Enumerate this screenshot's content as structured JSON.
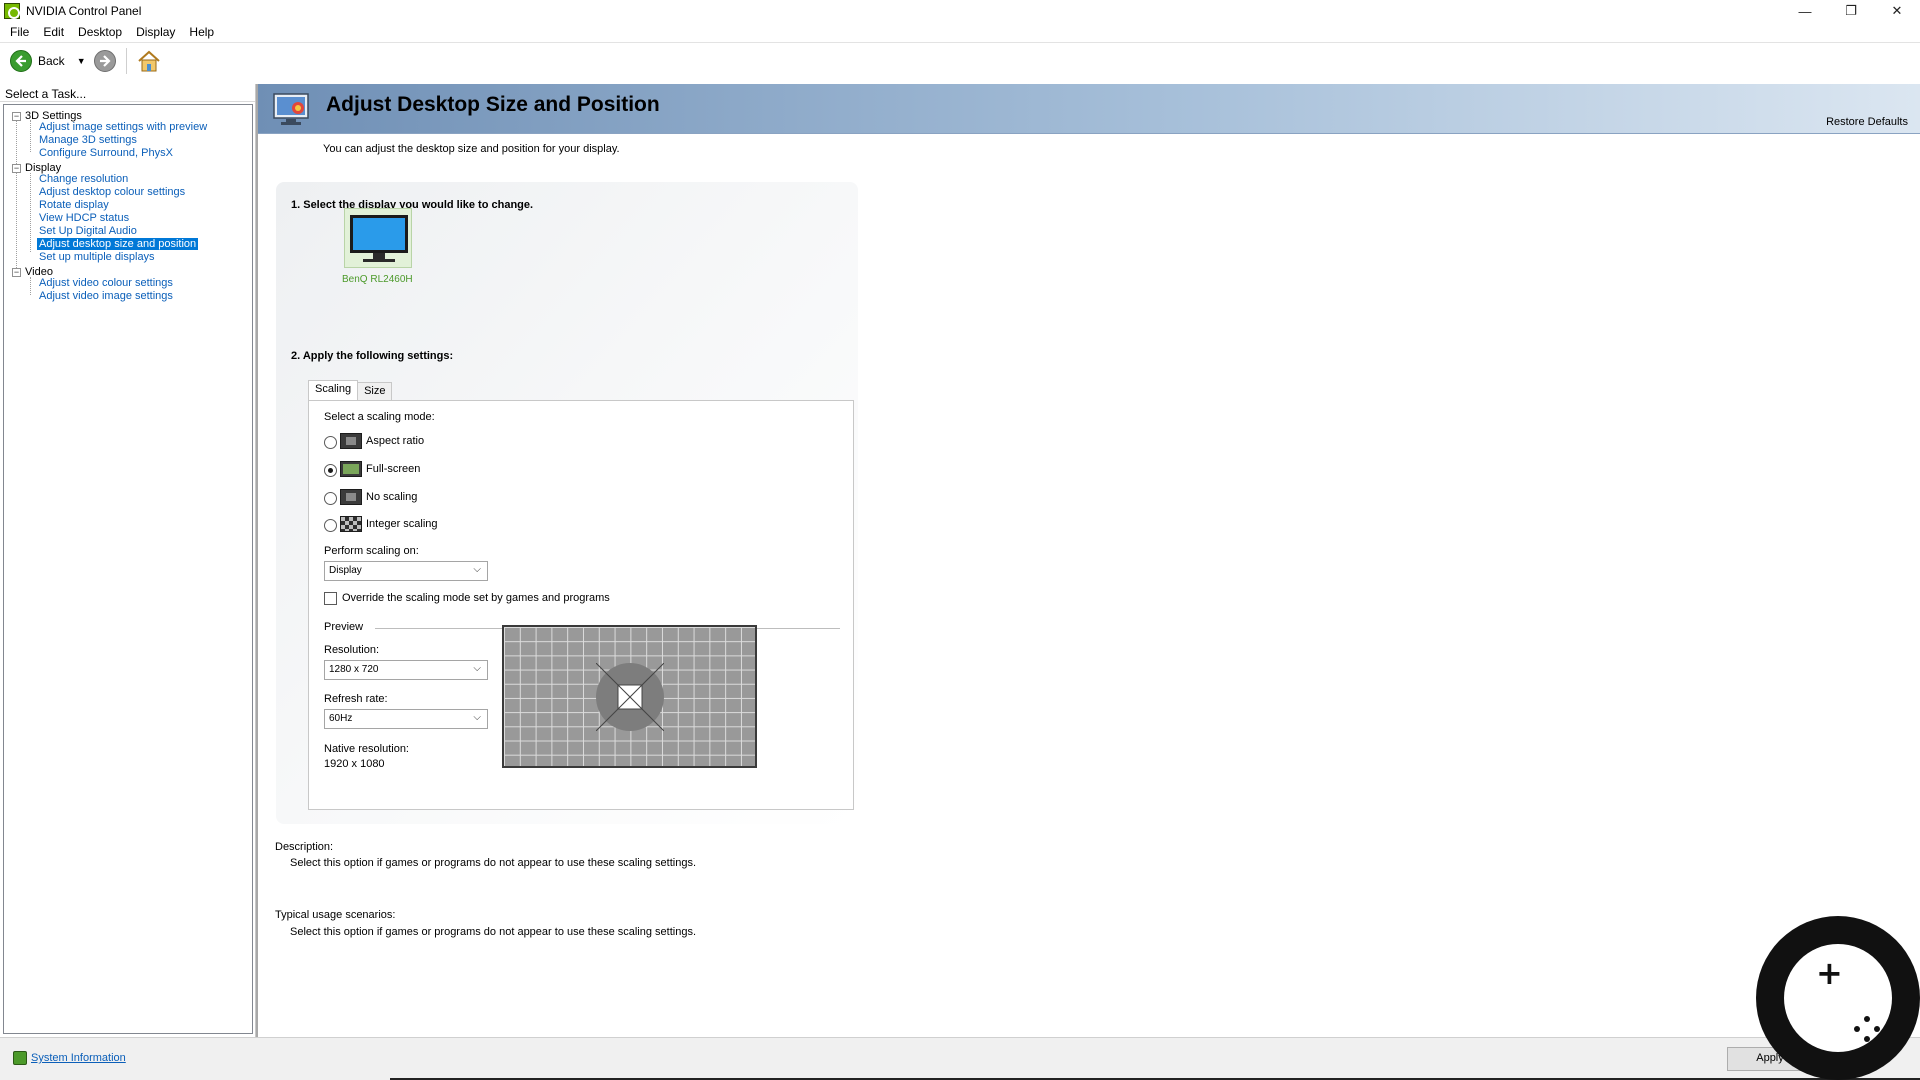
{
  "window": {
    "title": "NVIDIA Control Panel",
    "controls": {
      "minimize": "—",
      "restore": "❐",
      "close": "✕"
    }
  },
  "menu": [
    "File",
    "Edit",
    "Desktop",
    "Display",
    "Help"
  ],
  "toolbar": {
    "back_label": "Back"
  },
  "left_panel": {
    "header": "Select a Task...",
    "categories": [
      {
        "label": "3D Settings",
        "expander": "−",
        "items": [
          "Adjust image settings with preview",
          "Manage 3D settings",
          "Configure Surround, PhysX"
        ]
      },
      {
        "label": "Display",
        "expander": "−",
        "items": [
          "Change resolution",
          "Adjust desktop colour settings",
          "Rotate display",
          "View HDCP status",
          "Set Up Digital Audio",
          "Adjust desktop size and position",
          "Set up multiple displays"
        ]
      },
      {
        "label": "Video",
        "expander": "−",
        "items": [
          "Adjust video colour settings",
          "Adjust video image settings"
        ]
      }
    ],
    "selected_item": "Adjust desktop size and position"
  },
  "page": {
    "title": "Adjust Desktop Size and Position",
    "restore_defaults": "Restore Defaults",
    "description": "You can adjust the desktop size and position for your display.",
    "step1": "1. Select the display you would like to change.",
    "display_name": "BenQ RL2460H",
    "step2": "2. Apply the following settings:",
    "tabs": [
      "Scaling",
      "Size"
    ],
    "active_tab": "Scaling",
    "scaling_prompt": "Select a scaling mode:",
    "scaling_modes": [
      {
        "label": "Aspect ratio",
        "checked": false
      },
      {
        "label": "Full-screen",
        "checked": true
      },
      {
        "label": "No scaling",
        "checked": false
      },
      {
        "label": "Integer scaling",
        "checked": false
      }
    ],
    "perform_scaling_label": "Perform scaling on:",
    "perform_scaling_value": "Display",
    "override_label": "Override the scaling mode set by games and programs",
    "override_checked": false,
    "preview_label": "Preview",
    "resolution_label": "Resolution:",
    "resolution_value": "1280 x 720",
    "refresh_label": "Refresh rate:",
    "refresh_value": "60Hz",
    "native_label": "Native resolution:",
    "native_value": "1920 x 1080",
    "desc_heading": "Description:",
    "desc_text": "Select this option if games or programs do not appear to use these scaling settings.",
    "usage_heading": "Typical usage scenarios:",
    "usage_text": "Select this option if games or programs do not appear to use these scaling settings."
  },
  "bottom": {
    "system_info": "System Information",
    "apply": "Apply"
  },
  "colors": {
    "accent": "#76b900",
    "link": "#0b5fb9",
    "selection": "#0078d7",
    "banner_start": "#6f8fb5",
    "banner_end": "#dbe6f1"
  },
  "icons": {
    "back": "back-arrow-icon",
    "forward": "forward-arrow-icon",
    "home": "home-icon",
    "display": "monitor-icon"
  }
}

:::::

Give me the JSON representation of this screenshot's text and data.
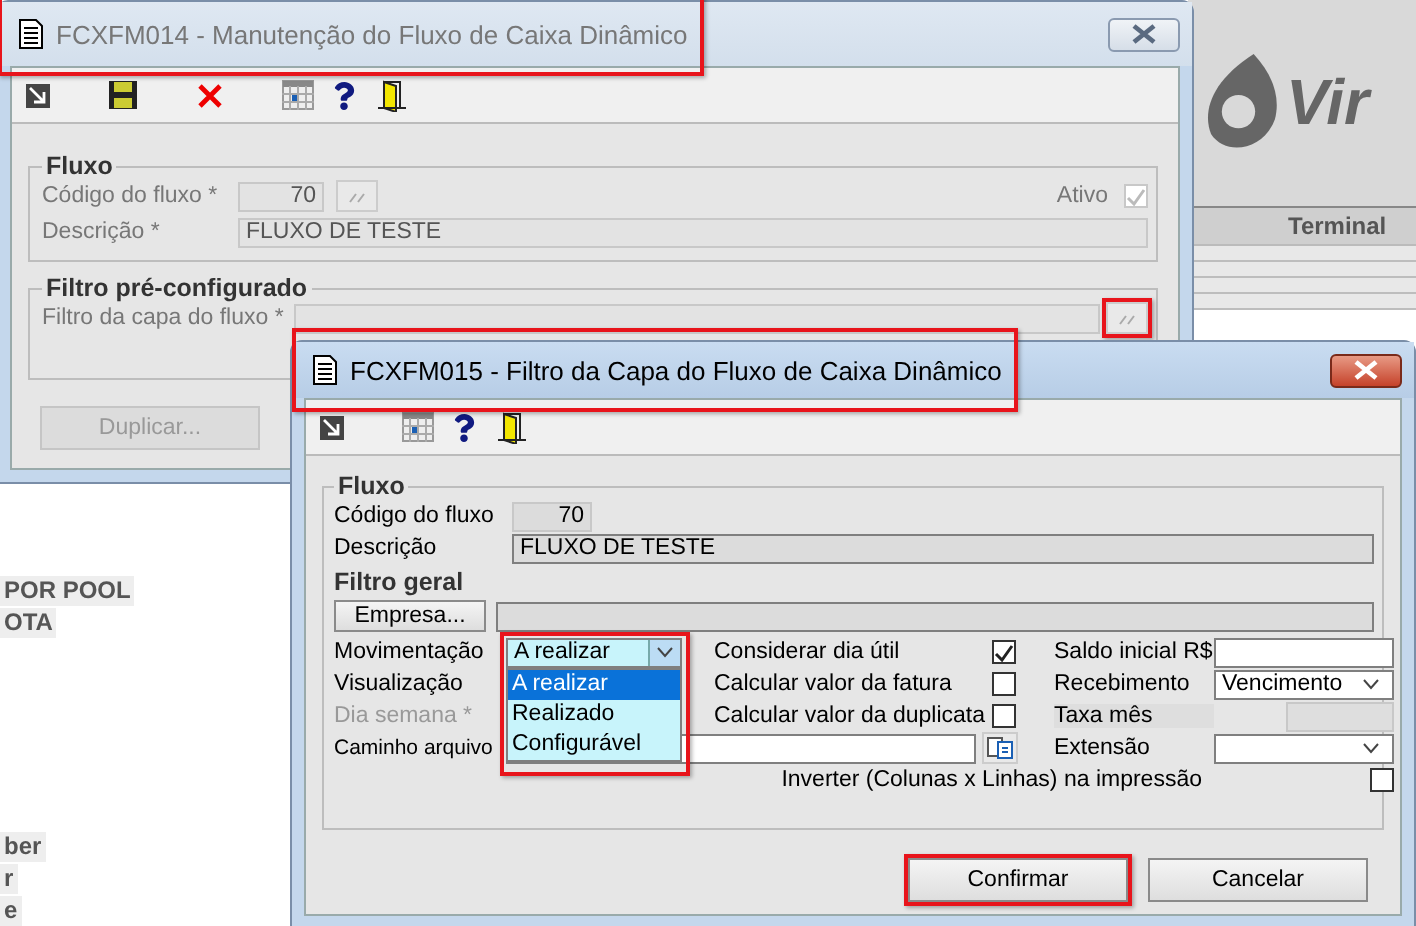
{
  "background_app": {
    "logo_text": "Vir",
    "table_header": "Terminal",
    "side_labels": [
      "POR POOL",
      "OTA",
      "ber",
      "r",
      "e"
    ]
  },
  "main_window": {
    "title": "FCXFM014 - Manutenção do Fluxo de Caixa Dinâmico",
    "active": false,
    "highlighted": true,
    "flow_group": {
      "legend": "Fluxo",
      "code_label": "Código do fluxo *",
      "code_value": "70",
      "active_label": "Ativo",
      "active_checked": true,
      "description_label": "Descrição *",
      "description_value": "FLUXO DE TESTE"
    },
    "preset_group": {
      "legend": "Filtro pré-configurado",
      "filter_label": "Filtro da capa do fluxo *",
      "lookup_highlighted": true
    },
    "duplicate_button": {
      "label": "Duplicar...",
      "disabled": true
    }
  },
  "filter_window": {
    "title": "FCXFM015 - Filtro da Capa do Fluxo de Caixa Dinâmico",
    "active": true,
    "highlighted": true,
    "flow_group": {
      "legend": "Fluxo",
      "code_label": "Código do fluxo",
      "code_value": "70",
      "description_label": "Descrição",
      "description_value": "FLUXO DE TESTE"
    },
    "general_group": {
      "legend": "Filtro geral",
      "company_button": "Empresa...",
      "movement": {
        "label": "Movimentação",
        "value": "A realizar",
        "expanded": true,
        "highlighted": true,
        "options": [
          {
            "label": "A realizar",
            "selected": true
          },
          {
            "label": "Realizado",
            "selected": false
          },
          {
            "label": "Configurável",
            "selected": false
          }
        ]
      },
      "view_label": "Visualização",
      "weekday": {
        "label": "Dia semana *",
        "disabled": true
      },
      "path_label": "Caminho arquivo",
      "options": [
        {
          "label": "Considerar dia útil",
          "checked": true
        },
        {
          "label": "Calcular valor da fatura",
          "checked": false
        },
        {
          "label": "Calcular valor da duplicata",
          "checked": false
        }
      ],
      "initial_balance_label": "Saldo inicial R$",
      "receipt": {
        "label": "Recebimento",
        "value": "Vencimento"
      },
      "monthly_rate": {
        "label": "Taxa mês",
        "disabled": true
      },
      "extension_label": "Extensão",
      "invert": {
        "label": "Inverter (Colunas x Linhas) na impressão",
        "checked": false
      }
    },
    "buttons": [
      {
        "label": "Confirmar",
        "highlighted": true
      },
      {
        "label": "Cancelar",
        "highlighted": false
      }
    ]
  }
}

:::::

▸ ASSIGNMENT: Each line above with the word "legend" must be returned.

▸ RESULT OF THE TASK:
      "legend": "Fluxo",
      "legend": "Filtro pré-configurado",
      "legend": "Fluxo",
      "legend": "Filtro geral",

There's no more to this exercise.